Task requirements:
From the data below, give the number of lines holding the word "more", with nothing else added.

Excerpts from a dataset:
*-*-*

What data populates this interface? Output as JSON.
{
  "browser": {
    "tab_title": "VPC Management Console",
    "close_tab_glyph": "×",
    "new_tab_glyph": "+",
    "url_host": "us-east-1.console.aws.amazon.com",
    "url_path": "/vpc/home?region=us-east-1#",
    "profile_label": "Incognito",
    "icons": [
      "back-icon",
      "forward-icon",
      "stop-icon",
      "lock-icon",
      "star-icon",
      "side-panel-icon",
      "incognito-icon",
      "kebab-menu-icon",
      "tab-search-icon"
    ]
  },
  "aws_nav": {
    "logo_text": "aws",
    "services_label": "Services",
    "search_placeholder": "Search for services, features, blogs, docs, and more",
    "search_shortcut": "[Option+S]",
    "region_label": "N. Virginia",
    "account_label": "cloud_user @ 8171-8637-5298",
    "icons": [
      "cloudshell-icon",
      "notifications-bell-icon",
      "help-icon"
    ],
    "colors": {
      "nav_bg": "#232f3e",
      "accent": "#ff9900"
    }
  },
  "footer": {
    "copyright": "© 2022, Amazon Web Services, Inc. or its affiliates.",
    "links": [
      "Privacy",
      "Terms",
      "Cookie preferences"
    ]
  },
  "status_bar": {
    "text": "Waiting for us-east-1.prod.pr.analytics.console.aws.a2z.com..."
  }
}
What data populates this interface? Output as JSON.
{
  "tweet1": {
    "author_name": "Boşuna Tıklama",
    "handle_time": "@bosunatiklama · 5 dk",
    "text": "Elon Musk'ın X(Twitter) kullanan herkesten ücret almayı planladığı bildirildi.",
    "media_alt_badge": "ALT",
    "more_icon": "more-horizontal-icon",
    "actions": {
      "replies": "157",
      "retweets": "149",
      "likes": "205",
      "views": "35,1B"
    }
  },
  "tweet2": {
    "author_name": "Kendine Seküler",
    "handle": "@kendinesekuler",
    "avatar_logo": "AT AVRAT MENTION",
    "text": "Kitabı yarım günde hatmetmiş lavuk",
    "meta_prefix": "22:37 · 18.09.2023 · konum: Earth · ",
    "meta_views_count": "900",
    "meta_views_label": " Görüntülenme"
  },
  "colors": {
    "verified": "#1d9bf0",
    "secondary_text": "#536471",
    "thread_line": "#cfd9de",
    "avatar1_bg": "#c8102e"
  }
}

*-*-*

Response below:
2